((

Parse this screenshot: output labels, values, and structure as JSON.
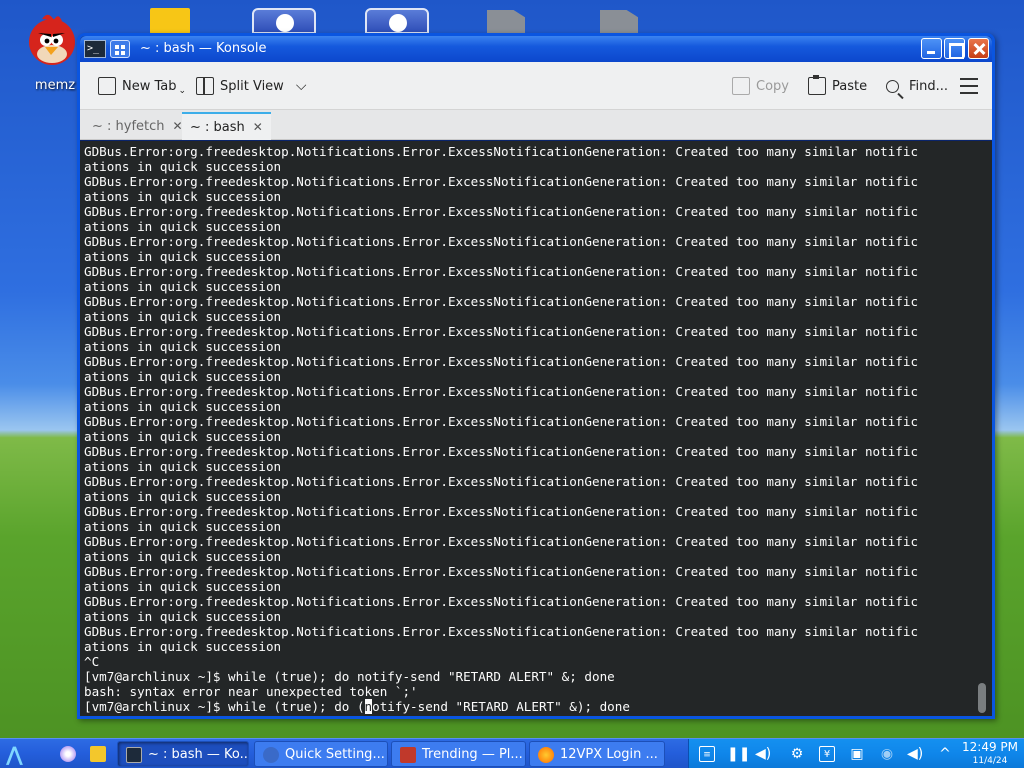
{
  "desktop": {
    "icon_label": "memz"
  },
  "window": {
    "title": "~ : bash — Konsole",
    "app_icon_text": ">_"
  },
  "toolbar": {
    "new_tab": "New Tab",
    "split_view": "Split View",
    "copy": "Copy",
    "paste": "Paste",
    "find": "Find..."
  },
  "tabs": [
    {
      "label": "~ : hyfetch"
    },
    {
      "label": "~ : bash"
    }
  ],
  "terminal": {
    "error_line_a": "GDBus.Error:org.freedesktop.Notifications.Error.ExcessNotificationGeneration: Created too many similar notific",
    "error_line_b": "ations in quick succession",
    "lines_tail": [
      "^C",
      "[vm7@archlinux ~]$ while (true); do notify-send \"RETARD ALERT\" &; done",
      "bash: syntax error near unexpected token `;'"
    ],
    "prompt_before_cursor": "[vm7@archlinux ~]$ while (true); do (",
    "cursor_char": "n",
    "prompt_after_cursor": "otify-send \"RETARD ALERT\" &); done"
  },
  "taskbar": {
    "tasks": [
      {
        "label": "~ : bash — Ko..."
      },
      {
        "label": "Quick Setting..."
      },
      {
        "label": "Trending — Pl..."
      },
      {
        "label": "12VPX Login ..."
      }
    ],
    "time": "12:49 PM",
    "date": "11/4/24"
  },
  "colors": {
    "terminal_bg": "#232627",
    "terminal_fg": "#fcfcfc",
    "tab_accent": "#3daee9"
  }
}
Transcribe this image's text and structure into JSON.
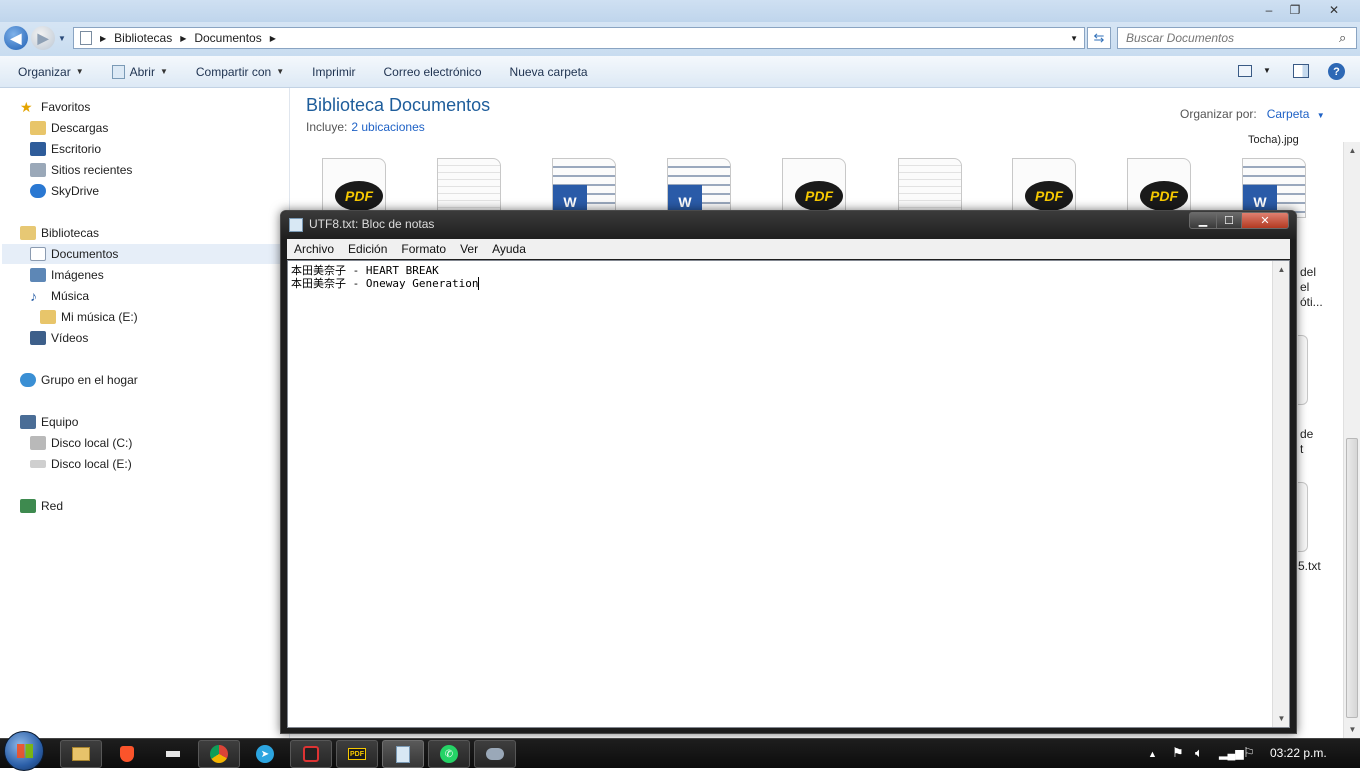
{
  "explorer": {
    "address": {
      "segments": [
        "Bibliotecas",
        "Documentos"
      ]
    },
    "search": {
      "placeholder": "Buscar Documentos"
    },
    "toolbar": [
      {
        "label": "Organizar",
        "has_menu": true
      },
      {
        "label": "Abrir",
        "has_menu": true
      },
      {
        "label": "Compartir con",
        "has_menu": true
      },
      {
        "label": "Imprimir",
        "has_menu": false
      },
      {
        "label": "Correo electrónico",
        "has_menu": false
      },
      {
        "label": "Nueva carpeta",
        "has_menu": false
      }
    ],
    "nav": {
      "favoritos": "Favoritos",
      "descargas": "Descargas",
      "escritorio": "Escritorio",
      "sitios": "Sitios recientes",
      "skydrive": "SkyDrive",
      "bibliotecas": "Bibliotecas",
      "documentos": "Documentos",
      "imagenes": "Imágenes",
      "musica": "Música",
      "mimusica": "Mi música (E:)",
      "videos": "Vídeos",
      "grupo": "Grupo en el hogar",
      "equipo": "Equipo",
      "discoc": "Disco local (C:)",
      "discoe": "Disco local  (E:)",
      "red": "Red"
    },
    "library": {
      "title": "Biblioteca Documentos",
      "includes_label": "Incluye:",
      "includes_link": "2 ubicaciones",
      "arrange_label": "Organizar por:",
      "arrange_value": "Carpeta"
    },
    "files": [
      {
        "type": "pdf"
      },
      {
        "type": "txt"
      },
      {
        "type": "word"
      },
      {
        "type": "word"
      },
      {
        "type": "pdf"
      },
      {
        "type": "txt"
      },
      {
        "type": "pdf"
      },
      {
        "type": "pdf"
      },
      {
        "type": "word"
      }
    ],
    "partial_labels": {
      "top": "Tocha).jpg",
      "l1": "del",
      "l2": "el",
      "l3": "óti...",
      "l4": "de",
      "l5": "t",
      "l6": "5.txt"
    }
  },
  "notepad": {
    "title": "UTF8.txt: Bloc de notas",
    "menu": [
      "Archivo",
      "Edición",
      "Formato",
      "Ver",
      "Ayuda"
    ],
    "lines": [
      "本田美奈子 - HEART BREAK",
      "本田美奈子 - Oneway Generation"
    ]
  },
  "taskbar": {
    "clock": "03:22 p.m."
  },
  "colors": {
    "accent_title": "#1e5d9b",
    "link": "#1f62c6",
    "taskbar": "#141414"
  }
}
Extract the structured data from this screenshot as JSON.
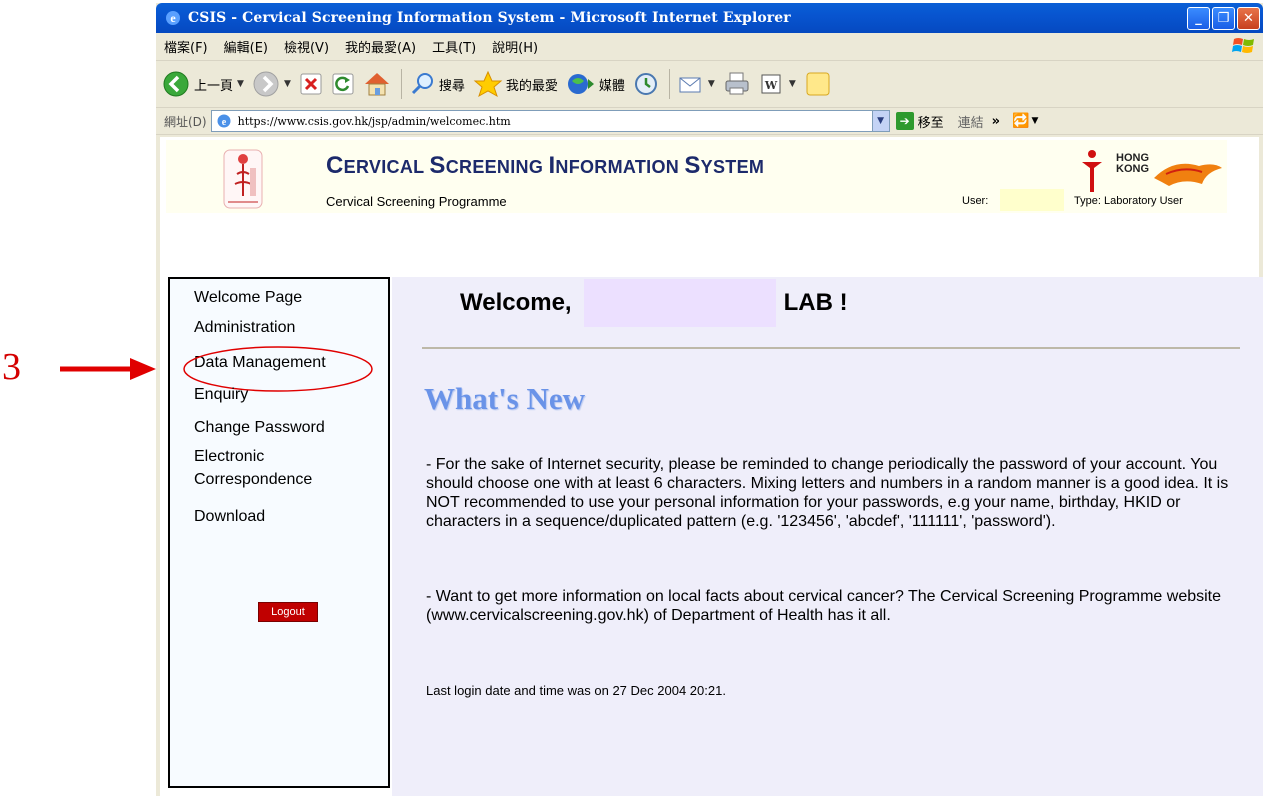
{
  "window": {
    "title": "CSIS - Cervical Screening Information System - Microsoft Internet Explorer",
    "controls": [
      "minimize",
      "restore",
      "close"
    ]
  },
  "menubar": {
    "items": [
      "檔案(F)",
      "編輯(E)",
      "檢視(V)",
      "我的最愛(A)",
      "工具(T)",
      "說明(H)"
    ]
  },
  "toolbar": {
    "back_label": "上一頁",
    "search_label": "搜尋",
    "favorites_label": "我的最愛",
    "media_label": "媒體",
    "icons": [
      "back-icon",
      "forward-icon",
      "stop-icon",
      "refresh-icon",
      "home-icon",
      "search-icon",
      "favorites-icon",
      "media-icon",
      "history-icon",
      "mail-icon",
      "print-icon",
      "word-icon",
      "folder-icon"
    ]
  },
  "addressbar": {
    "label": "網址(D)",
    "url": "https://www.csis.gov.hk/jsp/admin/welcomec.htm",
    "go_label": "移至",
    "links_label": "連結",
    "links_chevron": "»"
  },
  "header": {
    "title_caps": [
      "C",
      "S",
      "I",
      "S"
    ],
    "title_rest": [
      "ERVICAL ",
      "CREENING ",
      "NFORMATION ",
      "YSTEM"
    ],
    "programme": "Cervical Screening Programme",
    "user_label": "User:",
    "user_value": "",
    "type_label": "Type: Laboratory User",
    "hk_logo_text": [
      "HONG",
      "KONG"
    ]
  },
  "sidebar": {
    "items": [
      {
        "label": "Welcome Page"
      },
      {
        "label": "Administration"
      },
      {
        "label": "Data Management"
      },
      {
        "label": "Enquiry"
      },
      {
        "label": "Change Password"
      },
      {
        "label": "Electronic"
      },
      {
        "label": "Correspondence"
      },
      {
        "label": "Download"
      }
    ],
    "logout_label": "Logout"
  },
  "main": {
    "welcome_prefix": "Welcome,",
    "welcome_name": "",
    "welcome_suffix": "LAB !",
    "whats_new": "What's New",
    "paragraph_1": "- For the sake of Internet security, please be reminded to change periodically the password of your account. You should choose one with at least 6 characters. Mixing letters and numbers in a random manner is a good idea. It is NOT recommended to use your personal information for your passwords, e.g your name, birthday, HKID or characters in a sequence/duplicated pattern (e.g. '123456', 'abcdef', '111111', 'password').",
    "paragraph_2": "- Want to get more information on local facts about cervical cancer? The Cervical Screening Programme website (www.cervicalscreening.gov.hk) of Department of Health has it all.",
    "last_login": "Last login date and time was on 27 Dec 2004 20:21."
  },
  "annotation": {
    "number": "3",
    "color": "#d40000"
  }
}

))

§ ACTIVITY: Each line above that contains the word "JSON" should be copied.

§ SOLVED PROBLEM:
Parse this screenshot: output labels, values, and structure as JSON.
Transcribe this image's text and structure into JSON.
Extract the structured data from this screenshot as JSON.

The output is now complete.